“The ban on grazing increased the production of grass from 200 tons in 1994-95 to more than 5,000 tones in 2001-2002,” says shri. Pawar. “Likewise, the ban on felling trees has increased the biomass by 900,000 trees. Banning liquor has increased the efficiency of manpower,”
Villagers in Hiware Bazar also decided at their local council meetings to ban the sale of village land to “outsiders,” and make HIV/AIDS testing compulsory before marriage.
Shri. Pawar says that their experience shows it is easier to carry on such work without an influx of big money.
Today, the village has been awarded the prestigious ‘Ideal Village’ status by the government of Maharashtra.
Mahatma Phule Krishi Vidyapeeth (MPKV), Rahuri
The Maharashtra Krishi Vidyapeeth, Rahuri is established on March 29, 1968 and subsequently named as Mahatma Phule Krishi Vidyapeeth (MPKV) after a great social reformer “Mahatma Jyotiba Phule”. It has started functioning from October, 1969 at Rahuri, District Ahmednagar, Maharashtra, India.
The Campus is situated 35 kms from Ahmednagar on Nagar-Manmad highway. The campus is 10 km from Rahuri Railway Station and 110 km from Manmad railway junction.
The basic mandate assigned to this University are advancement in teaching, research and imparting extension education to the farmers of the State. There are four Agricultural Universities in the State , catering the similar services in their locality. The jurisdiction of Mahatma Phule Krishi Vidyapeeth, Rahuri extends over Western Maharashtra covering ten districts.
The University has two faculties namely Agriculture and Agricultural Engineering. The under-graduate and post-graduate programs are offered in both faculties. The University also deals with lower agricultural education through Agricultural Schools, Mali Training Centre and Training’s for Livestock Supervisors.
The University has a very good network of research stations spread over different agro-climatic zones. In all 23 research stations, 4 State level specialists and 16 research testing/verification centers are located in different agro-climatic zones in addition to 4 Zonal research stations.
Of the three fold functions, it is mandatory on the part of the University to transfer the technology from the research centers to the ultimate users through extension education program.
Vehicles Research & Development Establishment

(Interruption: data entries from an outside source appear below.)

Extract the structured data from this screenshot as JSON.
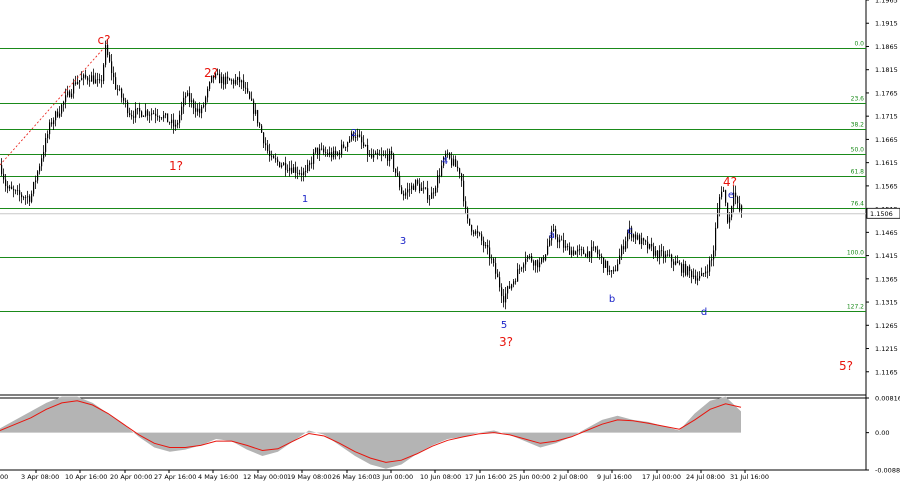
{
  "chart_data": [
    {
      "type": "candlestick",
      "instrument_note": "",
      "price_axis": {
        "min": 1.1115,
        "max": 1.1965,
        "ticks": [
          "1.1965",
          "1.1915",
          "1.1865",
          "1.1815",
          "1.1765",
          "1.1715",
          "1.1665",
          "1.1615",
          "1.1565",
          "1.1515",
          "1.1465",
          "1.1415",
          "1.1365",
          "1.1315",
          "1.1265",
          "1.1215",
          "1.1165"
        ],
        "current_price": "1.1506"
      },
      "time_axis": {
        "ticks": [
          "3 Apr 08:00",
          "10 Apr 16:00",
          "20 Apr 00:00",
          "27 Apr 16:00",
          "4 May 16:00",
          "12 May 00:00",
          "19 May 08:00",
          "26 May 16:00",
          "3 Jun 00:00",
          "10 Jun 08:00",
          "17 Jun 16:00",
          "25 Jun 00:00",
          "2 Jul 08:00",
          "9 Jul 16:00",
          "17 Jul 00:00",
          "24 Jul 08:00",
          "31 Jul 16:00"
        ],
        "first_tick_partial": "00"
      },
      "fib_levels": [
        {
          "label": "0.0",
          "price": 1.1862
        },
        {
          "label": "23.6",
          "price": 1.1743
        },
        {
          "label": "38.2",
          "price": 1.1687
        },
        {
          "label": "50.0",
          "price": 1.1634
        },
        {
          "label": "61.8",
          "price": 1.1586
        },
        {
          "label": "76.4",
          "price": 1.1518
        },
        {
          "label": "100.0",
          "price": 1.1413
        },
        {
          "label": "127.2",
          "price": 1.1296
        }
      ],
      "wave_labels_red": [
        "c?",
        "2?",
        "1?",
        "3?",
        "4?",
        "5?"
      ],
      "wave_labels_blue": [
        "1",
        "2",
        "3",
        "4",
        "5",
        "a",
        "b",
        "c",
        "d",
        "e"
      ],
      "colors": {
        "fib_line": "#1a8a1a",
        "candles": "#000000",
        "wave_red": "#e8150d",
        "wave_blue": "#1a23c8",
        "trendline": "#e8150d"
      }
    },
    {
      "type": "oscillator",
      "axis_ticks": [
        "0.00816",
        "0.00",
        "-0.0088"
      ],
      "histogram_color": "#b4b4b4",
      "signal_color": "#e8150d",
      "histogram": [
        0.001,
        0.003,
        0.005,
        0.007,
        0.0085,
        0.0085,
        0.007,
        0.0045,
        0.002,
        -0.001,
        -0.0035,
        -0.0045,
        -0.004,
        -0.003,
        -0.0015,
        -0.002,
        -0.004,
        -0.0055,
        -0.0045,
        -0.002,
        0.0005,
        -0.0005,
        -0.003,
        -0.0055,
        -0.0075,
        -0.0085,
        -0.0075,
        -0.005,
        -0.003,
        -0.0015,
        -0.001,
        0.0,
        0.0005,
        -0.0005,
        -0.002,
        -0.0035,
        -0.0025,
        -0.001,
        0.001,
        0.003,
        0.004,
        0.003,
        0.0025,
        0.0015,
        0.0005,
        0.0045,
        0.0075,
        0.0085,
        0.005
      ],
      "signal": [
        0.0005,
        0.002,
        0.0035,
        0.0055,
        0.007,
        0.0075,
        0.0065,
        0.0045,
        0.002,
        -0.0005,
        -0.0025,
        -0.0035,
        -0.0035,
        -0.003,
        -0.002,
        -0.002,
        -0.003,
        -0.0042,
        -0.0038,
        -0.002,
        -0.0002,
        -0.0008,
        -0.0025,
        -0.0045,
        -0.006,
        -0.007,
        -0.0065,
        -0.005,
        -0.0032,
        -0.0018,
        -0.001,
        -0.0003,
        0.0,
        -0.0005,
        -0.0015,
        -0.0025,
        -0.002,
        -0.001,
        0.0005,
        0.002,
        0.003,
        0.0028,
        0.0022,
        0.0015,
        0.0008,
        0.003,
        0.0055,
        0.0068,
        0.006
      ]
    }
  ]
}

The history of Vehicles Research & Development Establishment dates back to 1929, with the inception of ‘Chief Inspectorate of Mechanical Transport (CIMT) at Chaklala (now in Pakistan) in 1947, the Establishment was shifted to Ahmednagar and was renamed as Technical Development Establishment [Vehicles], popularly known as TDE [V]. In 1962, the Engineering Wing was separated with the establishment of an independent establishment at Pune, named as R&DE (Engrs). Further in 1965, the activities were bifurcated between ‘R&D’ and ‘Inspection’ and two separate establishments viz. Vehicles Research & Development Establishment (VRDE) and Controller ate of Inspection Vehicles (CIV), (now known as Controller ate of Quality Assurance Vehicles (CQAV), came into existence. Click for more
Maldhok Bird Sanctuary
Beautiful birds called the great Indian bustard (Maldhok) which is not seen at any other place is seen in Karjat, Shrigonda, Newasa talukas. This region has been declared a sanctuary for these birds. The sanctuary occupies space of nearly 300 hectors. September to December is the best period to visit.
Between May 20 to June 30, in the forests of Bhandardara, Murshet, Mutkhel, Panjre, Ghatghar, Waki, Bari, Chichondi, Kumshet, Ambit and Ratanwadi at night in the dark fireflies are creating bright light on the trees of Sadhada, Behada. Due to thousands of fireflies on the same tree, tree is look like a Christmas tree.There are innumerable number of such tress decorated with fireflies can be seen in short span of 20 to 25 days.